5. Disease Management Discussions

Add clinical expertise to your call center team. We find that anywhere between 25% to 33% of calls coming into a patient access center require clinical knowledge and expertise. Embedding clinicians directly in the call center is a great way to address this need and to help your agents learn to respond to crucial details surrounding a patient’s questions and needs. Workflows must be established to utilize resources effectively, while promoting first call resolution. Establishing a recurring touchpoint between agents and clinical leaders across the service area of the call center is critical to the success of clinical call outcomes. These forums also allow members of the clinical team to connect with the agents and create a strong team dynamic. Healthy dialogue can create mutual understanding of the clinic’s model of operation along with the call center’s tools and techniques to support it.

6. Agent Performance Dashboard

Provide metrics around performance. Managers must ensure agents understand the tremendous impact of their individual work on the healthcare call center’s performance. A metrics dashboard is an excellent tool to help agents assess their performance. Ideally, this dashboard contains the vital KPIs at the individual, team, and department level. This report can bring more transparency to your executive leadership team and provide insights on where your organization is performing well and where you may require more support to bring a better patient and clinician experience to your organization.

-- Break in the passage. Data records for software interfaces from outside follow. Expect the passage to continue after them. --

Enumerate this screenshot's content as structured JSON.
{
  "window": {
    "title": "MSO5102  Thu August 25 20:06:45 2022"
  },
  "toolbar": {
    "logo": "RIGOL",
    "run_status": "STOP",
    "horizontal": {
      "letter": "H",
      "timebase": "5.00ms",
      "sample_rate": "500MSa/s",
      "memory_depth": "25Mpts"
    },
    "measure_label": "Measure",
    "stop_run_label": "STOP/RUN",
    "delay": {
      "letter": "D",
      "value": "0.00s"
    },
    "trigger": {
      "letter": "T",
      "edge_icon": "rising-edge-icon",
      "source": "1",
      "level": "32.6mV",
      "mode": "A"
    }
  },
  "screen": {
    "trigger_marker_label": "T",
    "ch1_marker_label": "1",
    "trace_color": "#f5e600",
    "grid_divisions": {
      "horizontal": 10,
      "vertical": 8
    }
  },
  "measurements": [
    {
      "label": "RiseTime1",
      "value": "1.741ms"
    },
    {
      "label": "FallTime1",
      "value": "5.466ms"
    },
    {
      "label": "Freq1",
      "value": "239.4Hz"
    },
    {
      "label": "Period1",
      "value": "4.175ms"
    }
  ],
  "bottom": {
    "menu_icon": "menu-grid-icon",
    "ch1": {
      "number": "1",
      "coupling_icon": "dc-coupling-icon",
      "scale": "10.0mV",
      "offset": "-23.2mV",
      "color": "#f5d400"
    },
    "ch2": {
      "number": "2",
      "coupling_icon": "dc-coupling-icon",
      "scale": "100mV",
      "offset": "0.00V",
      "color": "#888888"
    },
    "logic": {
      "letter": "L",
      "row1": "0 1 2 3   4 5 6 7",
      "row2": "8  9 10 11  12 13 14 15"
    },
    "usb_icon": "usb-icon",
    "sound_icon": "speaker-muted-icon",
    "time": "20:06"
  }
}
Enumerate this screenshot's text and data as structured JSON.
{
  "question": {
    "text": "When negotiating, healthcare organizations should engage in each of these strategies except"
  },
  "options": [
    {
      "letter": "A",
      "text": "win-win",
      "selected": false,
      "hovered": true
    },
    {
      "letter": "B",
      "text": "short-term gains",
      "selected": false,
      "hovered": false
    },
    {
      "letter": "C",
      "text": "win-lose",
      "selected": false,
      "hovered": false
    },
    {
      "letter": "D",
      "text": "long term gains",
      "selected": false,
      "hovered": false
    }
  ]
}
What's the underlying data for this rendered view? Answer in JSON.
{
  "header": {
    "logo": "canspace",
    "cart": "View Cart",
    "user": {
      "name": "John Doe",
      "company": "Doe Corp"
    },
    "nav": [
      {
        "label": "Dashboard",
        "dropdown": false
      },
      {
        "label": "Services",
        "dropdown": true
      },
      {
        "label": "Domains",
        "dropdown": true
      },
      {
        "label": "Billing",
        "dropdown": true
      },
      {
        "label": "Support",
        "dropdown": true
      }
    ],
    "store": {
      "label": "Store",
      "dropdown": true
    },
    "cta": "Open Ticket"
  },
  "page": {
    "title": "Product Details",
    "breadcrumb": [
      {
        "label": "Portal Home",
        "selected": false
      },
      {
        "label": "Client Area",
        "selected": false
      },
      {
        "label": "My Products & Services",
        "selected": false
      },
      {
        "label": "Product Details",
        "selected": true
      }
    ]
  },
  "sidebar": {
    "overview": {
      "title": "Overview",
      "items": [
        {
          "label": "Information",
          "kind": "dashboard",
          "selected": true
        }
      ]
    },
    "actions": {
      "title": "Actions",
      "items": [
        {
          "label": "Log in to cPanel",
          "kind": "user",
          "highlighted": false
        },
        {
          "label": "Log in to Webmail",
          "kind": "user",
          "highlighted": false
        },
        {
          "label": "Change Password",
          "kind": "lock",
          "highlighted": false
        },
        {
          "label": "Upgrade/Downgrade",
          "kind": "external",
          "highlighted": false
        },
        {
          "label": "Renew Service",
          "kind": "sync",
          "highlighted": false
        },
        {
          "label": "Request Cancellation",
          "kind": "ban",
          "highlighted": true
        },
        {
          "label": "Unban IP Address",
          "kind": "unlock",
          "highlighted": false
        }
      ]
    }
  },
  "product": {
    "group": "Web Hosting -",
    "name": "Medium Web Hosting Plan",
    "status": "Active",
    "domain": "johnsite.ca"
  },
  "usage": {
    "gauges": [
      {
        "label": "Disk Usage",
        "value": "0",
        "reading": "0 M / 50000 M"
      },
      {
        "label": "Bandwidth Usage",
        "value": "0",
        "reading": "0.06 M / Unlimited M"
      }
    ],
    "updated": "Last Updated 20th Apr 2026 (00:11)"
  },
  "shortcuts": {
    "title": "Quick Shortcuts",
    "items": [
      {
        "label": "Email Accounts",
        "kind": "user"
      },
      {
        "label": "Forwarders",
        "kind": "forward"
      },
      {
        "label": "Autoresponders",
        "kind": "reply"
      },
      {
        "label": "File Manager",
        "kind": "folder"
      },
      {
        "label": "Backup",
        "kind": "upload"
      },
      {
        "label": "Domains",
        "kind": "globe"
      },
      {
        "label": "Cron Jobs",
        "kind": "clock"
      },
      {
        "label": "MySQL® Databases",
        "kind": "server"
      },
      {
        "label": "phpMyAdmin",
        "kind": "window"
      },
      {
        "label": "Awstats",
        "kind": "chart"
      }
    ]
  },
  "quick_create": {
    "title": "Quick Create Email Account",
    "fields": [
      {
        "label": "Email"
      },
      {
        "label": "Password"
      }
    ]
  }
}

Managers should hold weekly meetings with front-line teams  to discuss performance measures, such as accuracy within tasks, soft skills, and quality assurance. Managing an agent’s expectations and always aligning their performance to the vision of the organization promotes buy-in and decreases ambiguity surrounding their role. These meetings also promote consistency and trust between the team and management. Communication about difficult topics becomes routine, ensuring that fairness and equity are the norm.

7. Employee Engagement and Activities

Implement regular morale-building practices. Taking call after call can be monotonous. Fun must be had in the call center! Positive reinforcement, rewards, and recognition can be given for your staff’s acts of kindness, compassion, and advocacy. Managers should promote humor, education, communication, and team building. Promoting team engagement and bonding will help agents develop a stronger connection to their work. Now that many scheduling call centers have shifted to a work-from-home model, this may require some extra creativity. One way to get the ball rolling is to form a fun committee and engage agents in planning regular diversions and morale-building activities. Here are a few ideas:

  • Seasonal celebrations – sheer “fun” days like May the 4th Be with You!, as well as celebrations centered on cultures, cures, and more. Check in with your human resources team on what is appropriate.
  • Employee resource groups, like special interest group chats about nonwork-related topics such as cooking, gardening, pets, or entertainment recommendations.
  • Regular recognition events for those achieving success.
  • Small gifts of appreciation like thank-you notes and gift cards in small denominations.
  • Service projects such as card making for patients who are hospitalized during the holidays.

Now that you have a sense of what a successful scheduling call center entails, are you interested in matriculating? The right training for call center managers improves staff skills, confidence, and job satisfaction, leading to better customer service and a more positive environment for everyone.